Nobody really understands you, do they? All the attention goes to the so-called “noble” grapes of Alsace: darling little Riesling (that perennial sommelier favorite); rich and glamorous Pinot Gris; Gewurztraminer, with its seductive, exotic flair. And yet, Sylvaner, you’ve been there all the while, widely planted yet somehow unappreciated: the region’s true underdog grape.
Not only have you been ignored, but also denied. For years, regional wine laws prohibited you from being eligible for the coveted “Grand Cru” designation, even while Riesling, Gewurztraminer and Pinot Gris grown in the very same vineyard could carry the title. It seemed so unfair! Why was this privilege so unceremoniously denied to you?
Well, you’ve found your knight in shining armor, haven’t you, Sylvaner? Winemaker Albert Seltz has gone to bat for you, recognizing your true potential, particularly the way you express yourself in the storied Zotzenberg vineyard in the tiny village of Mittelbergheim: how, when properly tended and carefully crafted, you blossom into a lush, deeply textured expression of this exalted terroir.
He helped to wage a lengthy legal battle, which, in the year 2005, culminated in a triumphant victory: the creation of a Grand Cru “Zotzenberg” Sylvaner, the only example of you in all of Alsace to bear that proud designation.
But you never inclined towards ostentation, did you, Sylvaner? You just kept on doing what you do best. And it shows. Even your most basic incarnations, when delivered at the hands of a winemaker who truly understands you, have the capacity to surprise and delight. Take the 2010 Albert Seltz Sylvaner de Mittelbergheim, for instance, which embodies all there is to love about you. The ripe, plumb-like fruit. The ripple of limestone minerality. The textural density that still manages to communicate freshness.
Here’s looking at you, Sylvaner. Take off your glasses. Unclasp your hair. It’s time for your close-up. You’ve been ready all along.
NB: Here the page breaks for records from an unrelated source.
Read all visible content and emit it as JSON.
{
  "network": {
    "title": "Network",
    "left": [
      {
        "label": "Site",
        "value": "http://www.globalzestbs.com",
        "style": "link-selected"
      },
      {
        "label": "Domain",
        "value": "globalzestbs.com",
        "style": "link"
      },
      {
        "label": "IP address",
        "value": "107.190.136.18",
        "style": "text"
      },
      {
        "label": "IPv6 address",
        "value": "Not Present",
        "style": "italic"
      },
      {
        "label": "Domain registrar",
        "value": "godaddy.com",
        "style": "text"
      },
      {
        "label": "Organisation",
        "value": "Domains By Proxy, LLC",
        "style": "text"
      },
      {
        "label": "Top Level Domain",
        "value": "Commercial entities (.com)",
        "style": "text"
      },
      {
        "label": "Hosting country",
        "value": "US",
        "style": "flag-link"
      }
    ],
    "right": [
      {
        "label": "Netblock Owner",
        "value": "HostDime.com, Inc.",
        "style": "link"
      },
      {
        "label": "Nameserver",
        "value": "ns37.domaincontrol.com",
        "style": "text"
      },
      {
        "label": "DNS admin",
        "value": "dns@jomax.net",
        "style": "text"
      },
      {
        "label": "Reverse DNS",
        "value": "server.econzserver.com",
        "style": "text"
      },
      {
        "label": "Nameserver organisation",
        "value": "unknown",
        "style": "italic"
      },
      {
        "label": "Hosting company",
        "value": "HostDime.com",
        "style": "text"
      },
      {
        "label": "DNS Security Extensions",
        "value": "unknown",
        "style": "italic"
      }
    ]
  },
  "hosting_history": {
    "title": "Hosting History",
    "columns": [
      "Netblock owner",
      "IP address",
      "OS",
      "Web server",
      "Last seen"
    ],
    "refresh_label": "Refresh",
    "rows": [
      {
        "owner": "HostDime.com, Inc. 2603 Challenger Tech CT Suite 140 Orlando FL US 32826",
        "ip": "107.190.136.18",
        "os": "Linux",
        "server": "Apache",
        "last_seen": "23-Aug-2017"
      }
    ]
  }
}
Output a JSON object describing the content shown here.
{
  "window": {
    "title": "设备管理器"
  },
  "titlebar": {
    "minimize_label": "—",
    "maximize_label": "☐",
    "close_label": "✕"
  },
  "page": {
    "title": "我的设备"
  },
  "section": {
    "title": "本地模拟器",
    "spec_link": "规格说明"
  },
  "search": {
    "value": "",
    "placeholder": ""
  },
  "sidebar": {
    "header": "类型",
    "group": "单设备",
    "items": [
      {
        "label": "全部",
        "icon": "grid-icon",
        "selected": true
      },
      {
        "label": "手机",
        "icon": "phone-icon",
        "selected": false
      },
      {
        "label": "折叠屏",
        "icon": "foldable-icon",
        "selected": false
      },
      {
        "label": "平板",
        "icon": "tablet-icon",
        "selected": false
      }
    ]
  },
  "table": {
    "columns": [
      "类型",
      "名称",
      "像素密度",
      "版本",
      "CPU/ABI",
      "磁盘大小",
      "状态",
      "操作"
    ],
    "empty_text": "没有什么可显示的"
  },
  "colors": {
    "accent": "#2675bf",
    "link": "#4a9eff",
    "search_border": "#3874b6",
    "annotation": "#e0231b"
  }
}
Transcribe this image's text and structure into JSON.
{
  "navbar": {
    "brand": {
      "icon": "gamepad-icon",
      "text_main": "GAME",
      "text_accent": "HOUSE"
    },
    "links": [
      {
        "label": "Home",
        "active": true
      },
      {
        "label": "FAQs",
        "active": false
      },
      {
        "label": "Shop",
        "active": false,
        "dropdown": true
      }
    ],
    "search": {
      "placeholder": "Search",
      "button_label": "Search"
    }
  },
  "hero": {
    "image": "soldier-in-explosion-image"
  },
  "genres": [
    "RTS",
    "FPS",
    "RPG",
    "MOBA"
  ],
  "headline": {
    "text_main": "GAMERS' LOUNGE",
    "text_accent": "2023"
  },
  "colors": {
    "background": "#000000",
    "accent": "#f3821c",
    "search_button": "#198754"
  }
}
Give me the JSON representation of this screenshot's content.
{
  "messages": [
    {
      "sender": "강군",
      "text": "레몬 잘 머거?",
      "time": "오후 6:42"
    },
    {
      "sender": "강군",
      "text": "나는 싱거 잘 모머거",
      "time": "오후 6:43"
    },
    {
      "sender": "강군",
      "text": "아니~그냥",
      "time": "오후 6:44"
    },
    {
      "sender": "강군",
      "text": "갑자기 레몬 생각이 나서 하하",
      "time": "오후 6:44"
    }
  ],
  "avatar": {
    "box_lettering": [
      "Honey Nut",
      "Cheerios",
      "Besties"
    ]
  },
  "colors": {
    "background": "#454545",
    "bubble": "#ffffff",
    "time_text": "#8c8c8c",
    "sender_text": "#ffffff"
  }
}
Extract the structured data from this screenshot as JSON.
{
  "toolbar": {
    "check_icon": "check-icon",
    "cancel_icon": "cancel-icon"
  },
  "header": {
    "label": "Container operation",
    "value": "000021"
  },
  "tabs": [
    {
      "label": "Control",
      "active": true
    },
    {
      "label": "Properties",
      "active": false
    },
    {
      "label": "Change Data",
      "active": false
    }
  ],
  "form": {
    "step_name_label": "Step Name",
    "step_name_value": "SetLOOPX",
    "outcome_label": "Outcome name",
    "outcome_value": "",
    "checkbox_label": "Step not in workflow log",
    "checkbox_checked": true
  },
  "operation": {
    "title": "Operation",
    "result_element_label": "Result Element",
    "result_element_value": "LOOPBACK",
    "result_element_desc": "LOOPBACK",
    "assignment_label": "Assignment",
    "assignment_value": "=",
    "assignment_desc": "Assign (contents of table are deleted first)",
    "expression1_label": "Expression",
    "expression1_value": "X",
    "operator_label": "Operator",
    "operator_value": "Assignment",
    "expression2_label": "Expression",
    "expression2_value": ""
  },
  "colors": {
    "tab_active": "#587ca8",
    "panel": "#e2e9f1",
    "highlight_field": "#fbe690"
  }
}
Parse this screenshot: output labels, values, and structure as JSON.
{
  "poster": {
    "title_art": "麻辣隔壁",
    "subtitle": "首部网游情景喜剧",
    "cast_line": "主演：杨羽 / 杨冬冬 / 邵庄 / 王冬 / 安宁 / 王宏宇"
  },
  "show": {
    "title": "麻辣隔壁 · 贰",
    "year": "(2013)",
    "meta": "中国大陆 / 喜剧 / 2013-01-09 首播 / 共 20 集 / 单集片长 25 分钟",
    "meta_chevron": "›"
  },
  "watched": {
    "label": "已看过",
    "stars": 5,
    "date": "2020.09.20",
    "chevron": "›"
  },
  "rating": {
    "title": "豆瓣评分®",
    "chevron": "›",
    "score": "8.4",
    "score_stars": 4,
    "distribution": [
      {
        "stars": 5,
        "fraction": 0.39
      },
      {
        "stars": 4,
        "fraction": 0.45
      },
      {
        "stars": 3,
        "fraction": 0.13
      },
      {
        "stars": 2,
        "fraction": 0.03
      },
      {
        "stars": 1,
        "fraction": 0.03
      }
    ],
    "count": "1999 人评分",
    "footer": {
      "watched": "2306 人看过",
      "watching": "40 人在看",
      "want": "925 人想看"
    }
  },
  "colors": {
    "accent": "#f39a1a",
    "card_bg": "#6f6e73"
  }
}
Zachary Sussman is a Brooklyn-based wine writer. While not typing or sipping, he manages the Graduate Creative Writing Program at New York University.